Mueller has been studiously silent for two years, saving his conclusions—or lack thereof—for the 448 written pages he handed in last month. He didn’t hold a single press conference and was absent for Barr’s event last week. He even politely declined to comment when NBC News followed him to his car as he left church on Easter Sunday.

Democrats want answers from him and are insisting that he testify before the House Judiciary Committee in the next month. Barr has said he won’t stand in his way, but there’s been no final determination about when—or if—he’ll appear. “We have not heard about a date yet or received confirmation that Mueller will come in to testify,” said Daniel Schwarz, a spokesman for Judiciary Committee Chairman Jerrold Nadler. The Department of Justice, which is handling the request for Mueller’s testimony, did not respond to a request for comment on the matter.

As for what Mueller might say, there is broad disagreement. None of the former colleagues I spoke to expect him to divulge information that was redacted in the report, and Flanigan predicted he would open up little daylight between himself and Barr. “I’ll be surprised if Bob is ever quoted as saying he disagrees with the way Bill handled this,” he told me.

Figliuzzi and Anderson, however, described Mueller as deferential to Congress’s oversight role, and they suggested he would find a way to share his views honestly. Figliuzzi recalled that in the rare instances when Mueller was overruled by leaders at the Department of Justice, he would write a confidential memo memorializing his views and send it up the chain. “He wasn’t the one who would yell, scream, bang on the desk, and say, ‘This is all wrong,’” Figliuzzi said. “Those rare examples were very illustrative of him playing within the parameters he was given, but yet asserting his principles and ethics when necessary.

“I think we’ll see that approach in testimony on the Hill,” Figliuzzi continued. “He won’t necessarily come out and champion a cause without having been asked a question, but when he’s asked the right question, you’ll see him say, ‘Yeah, I don’t understand, nor do I agree with, the attorney general’s characterization of the president cooperating.’”

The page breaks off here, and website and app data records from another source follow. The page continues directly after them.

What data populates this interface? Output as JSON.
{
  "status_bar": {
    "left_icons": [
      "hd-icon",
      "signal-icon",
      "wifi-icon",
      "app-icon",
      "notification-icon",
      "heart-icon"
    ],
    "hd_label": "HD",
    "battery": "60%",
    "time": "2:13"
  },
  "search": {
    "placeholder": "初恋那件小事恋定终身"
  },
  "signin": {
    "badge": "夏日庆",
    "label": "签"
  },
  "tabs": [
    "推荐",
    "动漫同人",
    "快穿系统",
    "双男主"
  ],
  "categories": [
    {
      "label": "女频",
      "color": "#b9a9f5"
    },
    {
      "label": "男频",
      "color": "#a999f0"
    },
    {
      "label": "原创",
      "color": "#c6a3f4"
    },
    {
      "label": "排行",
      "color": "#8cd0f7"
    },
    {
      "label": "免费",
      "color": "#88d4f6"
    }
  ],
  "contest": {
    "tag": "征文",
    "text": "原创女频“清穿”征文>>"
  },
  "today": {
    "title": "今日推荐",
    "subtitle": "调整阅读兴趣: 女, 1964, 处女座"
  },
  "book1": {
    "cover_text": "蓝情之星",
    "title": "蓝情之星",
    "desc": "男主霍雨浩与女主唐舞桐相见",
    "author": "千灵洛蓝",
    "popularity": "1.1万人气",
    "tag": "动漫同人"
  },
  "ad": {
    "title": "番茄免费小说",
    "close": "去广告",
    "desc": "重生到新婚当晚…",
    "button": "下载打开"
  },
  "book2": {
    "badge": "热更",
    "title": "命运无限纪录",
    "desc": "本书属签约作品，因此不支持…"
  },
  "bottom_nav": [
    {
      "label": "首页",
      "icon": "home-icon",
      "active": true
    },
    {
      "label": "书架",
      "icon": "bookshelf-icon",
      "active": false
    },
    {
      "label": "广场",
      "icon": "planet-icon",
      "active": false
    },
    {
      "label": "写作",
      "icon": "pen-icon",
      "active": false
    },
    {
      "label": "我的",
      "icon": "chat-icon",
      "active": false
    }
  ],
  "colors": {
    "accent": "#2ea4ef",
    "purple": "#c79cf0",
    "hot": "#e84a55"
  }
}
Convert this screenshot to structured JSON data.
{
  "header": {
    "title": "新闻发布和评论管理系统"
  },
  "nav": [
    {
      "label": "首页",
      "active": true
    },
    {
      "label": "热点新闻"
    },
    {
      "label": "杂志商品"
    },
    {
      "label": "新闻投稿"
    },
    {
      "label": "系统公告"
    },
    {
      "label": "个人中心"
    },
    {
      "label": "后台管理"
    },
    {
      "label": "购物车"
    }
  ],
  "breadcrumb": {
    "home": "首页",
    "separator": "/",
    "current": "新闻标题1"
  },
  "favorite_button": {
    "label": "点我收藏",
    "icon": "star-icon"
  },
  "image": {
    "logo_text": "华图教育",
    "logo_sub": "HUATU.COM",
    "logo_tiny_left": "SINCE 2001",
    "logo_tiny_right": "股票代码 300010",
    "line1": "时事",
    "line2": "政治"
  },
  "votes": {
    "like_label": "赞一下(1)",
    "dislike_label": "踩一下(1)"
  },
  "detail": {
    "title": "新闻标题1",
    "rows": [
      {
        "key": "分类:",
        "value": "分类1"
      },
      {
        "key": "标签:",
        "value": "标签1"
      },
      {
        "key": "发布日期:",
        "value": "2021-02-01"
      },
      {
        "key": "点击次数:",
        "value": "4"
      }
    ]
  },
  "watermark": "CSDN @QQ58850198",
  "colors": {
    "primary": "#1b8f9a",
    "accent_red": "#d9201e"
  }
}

It’ll be on Democrats to see whether they can prod Mueller into opining about Barr, his longtime friend who is once again, at least temporarily, his boss.

“In a constrained, Mueller, button-down way,” Figliuzzi predicted, “it’ll be quite explosive.”